◆ **WORK TASK**
In the entries that follow, how many lines include "курсы"? Give the number and nothing else.

◆ **DATA SHOWN**

****************************************

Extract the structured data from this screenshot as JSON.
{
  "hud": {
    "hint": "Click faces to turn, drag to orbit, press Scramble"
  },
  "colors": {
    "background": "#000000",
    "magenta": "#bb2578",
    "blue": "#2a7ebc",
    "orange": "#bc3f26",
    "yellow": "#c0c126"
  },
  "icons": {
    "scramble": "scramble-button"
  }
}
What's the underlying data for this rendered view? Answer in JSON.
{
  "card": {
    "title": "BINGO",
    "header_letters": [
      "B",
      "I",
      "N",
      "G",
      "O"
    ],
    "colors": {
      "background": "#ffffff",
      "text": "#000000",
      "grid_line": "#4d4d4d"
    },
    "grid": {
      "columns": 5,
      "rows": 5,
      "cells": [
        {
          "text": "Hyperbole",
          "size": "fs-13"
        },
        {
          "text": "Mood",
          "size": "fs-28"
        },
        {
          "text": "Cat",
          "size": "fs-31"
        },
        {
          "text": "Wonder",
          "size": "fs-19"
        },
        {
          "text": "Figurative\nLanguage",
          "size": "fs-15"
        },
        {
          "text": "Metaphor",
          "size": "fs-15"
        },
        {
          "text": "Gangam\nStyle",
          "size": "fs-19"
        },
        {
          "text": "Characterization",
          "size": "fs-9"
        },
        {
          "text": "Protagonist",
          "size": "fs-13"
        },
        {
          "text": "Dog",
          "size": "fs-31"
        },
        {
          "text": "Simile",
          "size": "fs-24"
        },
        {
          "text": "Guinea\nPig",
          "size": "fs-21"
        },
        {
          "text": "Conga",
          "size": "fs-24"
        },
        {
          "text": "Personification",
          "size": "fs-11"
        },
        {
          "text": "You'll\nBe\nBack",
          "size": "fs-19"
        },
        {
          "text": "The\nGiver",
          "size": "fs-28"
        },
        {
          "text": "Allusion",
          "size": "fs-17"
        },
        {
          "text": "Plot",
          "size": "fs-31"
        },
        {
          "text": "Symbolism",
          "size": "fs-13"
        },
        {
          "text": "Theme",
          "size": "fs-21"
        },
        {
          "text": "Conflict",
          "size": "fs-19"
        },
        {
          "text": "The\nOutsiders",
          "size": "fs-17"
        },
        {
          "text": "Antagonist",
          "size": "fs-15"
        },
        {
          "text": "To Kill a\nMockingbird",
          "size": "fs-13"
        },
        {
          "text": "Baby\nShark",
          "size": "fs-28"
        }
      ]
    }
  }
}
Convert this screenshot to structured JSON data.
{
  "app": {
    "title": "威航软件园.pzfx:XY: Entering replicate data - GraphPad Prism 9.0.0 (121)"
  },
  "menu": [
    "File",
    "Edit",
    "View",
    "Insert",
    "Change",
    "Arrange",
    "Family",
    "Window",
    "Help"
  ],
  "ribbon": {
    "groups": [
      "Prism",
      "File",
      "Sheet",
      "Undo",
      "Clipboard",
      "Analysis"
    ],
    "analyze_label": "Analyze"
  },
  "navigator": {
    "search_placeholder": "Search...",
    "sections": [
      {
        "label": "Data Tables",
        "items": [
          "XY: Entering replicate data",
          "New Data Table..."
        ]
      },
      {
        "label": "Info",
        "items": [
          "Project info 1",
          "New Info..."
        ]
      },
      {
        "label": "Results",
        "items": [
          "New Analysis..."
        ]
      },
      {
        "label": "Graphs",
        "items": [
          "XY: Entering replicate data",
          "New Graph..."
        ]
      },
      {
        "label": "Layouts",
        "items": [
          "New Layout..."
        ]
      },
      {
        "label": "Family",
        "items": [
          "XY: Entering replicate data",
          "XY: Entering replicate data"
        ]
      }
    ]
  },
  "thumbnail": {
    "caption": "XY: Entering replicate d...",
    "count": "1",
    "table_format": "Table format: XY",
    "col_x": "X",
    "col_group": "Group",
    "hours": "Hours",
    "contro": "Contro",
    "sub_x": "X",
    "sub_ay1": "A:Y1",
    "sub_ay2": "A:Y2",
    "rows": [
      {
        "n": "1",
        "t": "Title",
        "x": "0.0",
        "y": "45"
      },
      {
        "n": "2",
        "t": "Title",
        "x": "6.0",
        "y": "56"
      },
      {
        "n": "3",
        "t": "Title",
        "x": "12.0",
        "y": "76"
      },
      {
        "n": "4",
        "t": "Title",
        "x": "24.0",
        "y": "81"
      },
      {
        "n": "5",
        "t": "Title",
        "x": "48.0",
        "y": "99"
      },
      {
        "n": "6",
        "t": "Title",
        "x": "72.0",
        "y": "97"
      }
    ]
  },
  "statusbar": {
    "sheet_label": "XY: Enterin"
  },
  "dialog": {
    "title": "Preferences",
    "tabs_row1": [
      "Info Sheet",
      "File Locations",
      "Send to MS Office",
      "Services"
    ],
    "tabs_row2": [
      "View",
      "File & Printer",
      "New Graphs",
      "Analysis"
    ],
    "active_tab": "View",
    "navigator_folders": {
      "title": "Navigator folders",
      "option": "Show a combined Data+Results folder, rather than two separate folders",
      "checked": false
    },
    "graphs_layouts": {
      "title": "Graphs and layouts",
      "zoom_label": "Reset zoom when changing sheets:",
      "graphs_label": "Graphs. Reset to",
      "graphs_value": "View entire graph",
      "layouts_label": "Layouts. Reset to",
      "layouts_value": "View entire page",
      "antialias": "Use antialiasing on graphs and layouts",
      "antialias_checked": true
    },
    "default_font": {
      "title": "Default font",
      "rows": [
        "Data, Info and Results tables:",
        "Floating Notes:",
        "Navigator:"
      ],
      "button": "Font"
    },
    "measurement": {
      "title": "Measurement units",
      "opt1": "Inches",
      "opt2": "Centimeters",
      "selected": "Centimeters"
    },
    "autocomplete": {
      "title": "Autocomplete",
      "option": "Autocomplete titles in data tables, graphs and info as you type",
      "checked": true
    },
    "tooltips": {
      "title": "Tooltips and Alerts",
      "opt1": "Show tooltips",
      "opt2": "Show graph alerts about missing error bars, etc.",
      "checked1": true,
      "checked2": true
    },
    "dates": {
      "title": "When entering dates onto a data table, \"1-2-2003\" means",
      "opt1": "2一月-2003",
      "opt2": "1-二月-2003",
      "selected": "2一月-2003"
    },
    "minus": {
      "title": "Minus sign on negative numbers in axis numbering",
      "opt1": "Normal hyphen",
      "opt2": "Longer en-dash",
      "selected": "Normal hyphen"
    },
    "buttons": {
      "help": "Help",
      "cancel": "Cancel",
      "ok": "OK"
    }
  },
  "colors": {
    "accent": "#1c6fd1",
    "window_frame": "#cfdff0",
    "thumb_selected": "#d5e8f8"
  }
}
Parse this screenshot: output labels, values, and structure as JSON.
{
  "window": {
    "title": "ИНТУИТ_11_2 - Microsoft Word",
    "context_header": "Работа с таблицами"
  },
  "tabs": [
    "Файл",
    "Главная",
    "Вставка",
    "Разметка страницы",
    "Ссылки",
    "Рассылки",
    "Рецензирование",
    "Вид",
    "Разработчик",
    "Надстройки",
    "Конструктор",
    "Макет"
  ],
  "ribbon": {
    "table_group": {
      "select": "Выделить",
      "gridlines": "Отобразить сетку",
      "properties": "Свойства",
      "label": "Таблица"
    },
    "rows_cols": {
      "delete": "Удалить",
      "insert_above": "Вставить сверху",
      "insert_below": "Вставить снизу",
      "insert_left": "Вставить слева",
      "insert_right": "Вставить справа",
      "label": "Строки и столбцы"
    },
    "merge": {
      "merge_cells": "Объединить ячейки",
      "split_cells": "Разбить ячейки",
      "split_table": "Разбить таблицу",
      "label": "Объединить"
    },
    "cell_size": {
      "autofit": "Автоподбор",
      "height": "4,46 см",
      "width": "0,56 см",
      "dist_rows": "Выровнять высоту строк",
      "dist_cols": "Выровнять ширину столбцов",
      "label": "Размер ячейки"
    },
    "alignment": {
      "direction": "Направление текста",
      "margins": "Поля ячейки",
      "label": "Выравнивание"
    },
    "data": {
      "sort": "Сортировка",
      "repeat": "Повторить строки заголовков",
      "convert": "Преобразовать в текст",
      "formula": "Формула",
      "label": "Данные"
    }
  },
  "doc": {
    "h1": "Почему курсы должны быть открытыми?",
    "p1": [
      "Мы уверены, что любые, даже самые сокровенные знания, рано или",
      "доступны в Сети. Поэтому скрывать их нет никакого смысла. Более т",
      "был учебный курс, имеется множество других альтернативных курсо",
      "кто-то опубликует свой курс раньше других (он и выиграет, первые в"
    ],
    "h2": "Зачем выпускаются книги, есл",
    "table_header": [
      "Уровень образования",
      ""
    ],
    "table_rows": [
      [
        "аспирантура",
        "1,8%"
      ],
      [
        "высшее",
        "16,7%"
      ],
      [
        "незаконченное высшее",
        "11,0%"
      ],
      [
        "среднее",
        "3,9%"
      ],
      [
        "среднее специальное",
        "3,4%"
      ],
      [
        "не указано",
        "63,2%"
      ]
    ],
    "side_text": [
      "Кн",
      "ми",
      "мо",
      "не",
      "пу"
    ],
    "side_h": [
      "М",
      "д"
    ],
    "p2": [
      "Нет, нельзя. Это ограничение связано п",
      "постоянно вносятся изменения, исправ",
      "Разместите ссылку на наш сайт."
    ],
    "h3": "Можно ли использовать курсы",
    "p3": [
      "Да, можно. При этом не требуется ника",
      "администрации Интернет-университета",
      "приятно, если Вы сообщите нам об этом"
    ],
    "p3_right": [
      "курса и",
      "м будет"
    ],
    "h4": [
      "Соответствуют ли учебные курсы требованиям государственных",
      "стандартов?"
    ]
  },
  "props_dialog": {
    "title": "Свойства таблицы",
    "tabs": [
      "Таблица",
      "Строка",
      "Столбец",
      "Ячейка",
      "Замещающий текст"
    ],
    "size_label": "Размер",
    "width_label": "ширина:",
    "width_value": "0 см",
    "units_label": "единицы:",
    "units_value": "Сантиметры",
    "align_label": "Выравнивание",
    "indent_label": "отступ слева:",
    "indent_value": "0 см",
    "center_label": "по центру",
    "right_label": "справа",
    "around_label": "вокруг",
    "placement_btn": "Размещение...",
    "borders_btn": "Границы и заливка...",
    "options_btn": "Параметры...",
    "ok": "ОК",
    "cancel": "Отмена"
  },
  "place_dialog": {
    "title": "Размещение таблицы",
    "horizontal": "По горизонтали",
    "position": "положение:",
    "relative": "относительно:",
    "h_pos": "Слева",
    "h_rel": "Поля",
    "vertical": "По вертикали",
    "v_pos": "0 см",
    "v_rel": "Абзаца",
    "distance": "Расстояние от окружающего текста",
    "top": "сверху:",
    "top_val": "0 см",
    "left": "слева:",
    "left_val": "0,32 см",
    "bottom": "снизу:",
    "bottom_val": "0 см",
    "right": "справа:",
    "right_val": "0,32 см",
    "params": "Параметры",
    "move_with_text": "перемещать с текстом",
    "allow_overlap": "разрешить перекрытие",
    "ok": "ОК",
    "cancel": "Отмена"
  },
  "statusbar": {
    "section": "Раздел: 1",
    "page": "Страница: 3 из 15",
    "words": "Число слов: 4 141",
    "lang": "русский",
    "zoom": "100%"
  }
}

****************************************

◆ **WORKED SOLUTION**
3